Work item: The data below is to be written out exactly, with no pictures.

..........

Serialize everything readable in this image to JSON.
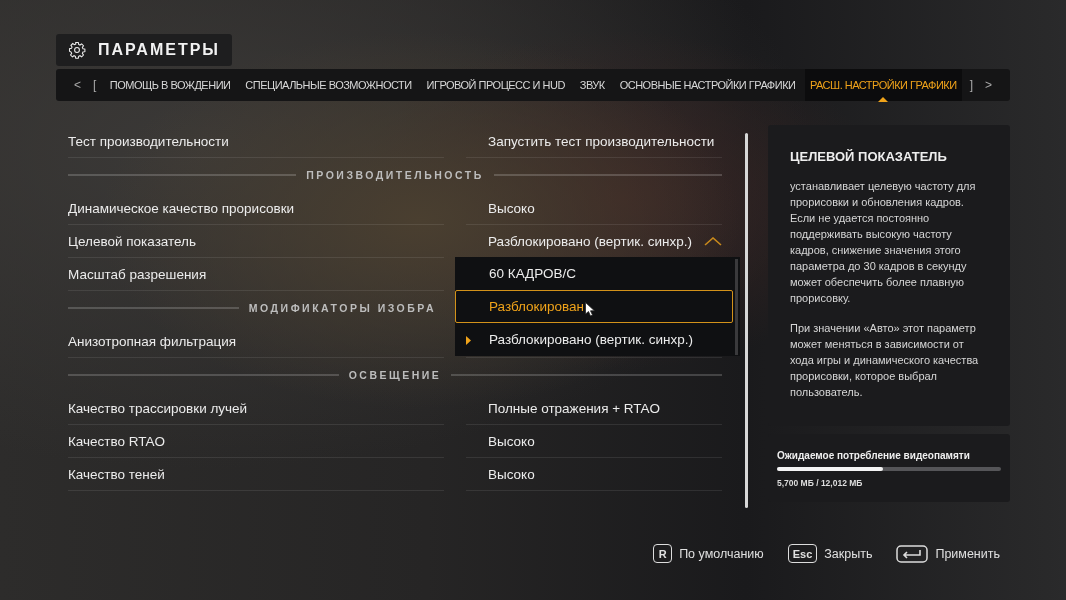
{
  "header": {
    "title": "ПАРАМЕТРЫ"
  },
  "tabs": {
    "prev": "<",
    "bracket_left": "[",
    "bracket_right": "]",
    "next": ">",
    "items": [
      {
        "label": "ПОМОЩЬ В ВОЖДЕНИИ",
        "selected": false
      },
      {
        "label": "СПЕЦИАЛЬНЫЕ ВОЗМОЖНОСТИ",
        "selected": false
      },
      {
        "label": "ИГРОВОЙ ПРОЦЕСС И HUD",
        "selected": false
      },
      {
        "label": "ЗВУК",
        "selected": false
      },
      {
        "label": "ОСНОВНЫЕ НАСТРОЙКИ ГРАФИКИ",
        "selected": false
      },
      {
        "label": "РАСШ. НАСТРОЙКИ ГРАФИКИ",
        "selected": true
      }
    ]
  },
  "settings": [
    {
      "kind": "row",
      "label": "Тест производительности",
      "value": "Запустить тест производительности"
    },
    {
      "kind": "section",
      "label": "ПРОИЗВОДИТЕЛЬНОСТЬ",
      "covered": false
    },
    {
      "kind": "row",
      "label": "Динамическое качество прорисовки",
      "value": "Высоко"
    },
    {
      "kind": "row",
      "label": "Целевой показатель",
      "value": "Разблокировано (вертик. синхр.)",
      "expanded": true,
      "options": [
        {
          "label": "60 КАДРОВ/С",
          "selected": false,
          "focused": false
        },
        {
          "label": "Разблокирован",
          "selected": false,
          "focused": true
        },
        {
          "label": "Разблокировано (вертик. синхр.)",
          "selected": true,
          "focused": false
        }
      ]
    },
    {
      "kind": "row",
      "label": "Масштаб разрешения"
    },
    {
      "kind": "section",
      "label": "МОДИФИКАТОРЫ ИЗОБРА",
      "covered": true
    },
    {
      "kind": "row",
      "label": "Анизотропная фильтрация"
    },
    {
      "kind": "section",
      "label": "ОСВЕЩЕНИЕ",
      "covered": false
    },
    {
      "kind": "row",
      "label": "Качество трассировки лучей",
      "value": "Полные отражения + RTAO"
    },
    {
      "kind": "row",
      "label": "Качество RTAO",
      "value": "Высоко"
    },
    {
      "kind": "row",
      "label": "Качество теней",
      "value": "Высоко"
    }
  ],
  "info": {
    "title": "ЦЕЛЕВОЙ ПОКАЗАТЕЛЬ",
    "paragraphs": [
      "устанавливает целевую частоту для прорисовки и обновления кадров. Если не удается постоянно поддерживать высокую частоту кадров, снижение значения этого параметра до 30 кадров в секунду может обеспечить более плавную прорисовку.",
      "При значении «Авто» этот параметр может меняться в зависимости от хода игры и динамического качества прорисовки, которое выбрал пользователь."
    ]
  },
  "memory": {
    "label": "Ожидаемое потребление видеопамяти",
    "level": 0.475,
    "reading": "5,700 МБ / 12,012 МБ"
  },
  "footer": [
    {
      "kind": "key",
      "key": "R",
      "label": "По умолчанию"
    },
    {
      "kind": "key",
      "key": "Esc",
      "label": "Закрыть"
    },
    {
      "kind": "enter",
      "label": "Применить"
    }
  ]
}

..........

Response:
Serialize everything readable in this image to JSON.
{
  "header": {
    "title": "ПАРАМЕТРЫ"
  },
  "tabs": {
    "prev": "<",
    "bracket_left": "[",
    "bracket_right": "]",
    "next": ">",
    "items": [
      {
        "label": "ПОМОЩЬ В ВОЖДЕНИИ",
        "selected": false
      },
      {
        "label": "СПЕЦИАЛЬНЫЕ ВОЗМОЖНОСТИ",
        "selected": false
      },
      {
        "label": "ИГРОВОЙ ПРОЦЕСС И HUD",
        "selected": false
      },
      {
        "label": "ЗВУК",
        "selected": false
      },
      {
        "label": "ОСНОВНЫЕ НАСТРОЙКИ ГРАФИКИ",
        "selected": false
      },
      {
        "label": "РАСШ. НАСТРОЙКИ ГРАФИКИ",
        "selected": true
      }
    ]
  },
  "settings": [
    {
      "kind": "row",
      "label": "Тест производительности",
      "value": "Запустить тест производительности"
    },
    {
      "kind": "section",
      "label": "ПРОИЗВОДИТЕЛЬНОСТЬ",
      "covered": false
    },
    {
      "kind": "row",
      "label": "Динамическое качество прорисовки",
      "value": "Высоко"
    },
    {
      "kind": "row",
      "label": "Целевой показатель",
      "value": "Разблокировано (вертик. синхр.)",
      "expanded": true,
      "options": [
        {
          "label": "60 КАДРОВ/С",
          "selected": false,
          "focused": false
        },
        {
          "label": "Разблокирован",
          "selected": false,
          "focused": true
        },
        {
          "label": "Разблокировано (вертик. синхр.)",
          "selected": true,
          "focused": false
        }
      ]
    },
    {
      "kind": "row",
      "label": "Масштаб разрешения"
    },
    {
      "kind": "section",
      "label": "МОДИФИКАТОРЫ ИЗОБРА",
      "covered": true
    },
    {
      "kind": "row",
      "label": "Анизотропная фильтрация"
    },
    {
      "kind": "section",
      "label": "ОСВЕЩЕНИЕ",
      "covered": false
    },
    {
      "kind": "row",
      "label": "Качество трассировки лучей",
      "value": "Полные отражения + RTAO"
    },
    {
      "kind": "row",
      "label": "Качество RTAO",
      "value": "Высоко"
    },
    {
      "kind": "row",
      "label": "Качество теней",
      "value": "Высоко"
    }
  ],
  "info": {
    "title": "ЦЕЛЕВОЙ ПОКАЗАТЕЛЬ",
    "paragraphs": [
      "устанавливает целевую частоту для прорисовки и обновления кадров. Если не удается постоянно поддерживать высокую частоту кадров, снижение значения этого параметра до 30 кадров в секунду может обеспечить более плавную прорисовку.",
      "При значении «Авто» этот параметр может меняться в зависимости от хода игры и динамического качества прорисовки, которое выбрал пользователь."
    ]
  },
  "memory": {
    "label": "Ожидаемое потребление видеопамяти",
    "level": 0.475,
    "reading": "5,700 МБ / 12,012 МБ"
  },
  "footer": [
    {
      "kind": "key",
      "key": "R",
      "label": "По умолчанию"
    },
    {
      "kind": "key",
      "key": "Esc",
      "label": "Закрыть"
    },
    {
      "kind": "enter",
      "label": "Применить"
    }
  ]
}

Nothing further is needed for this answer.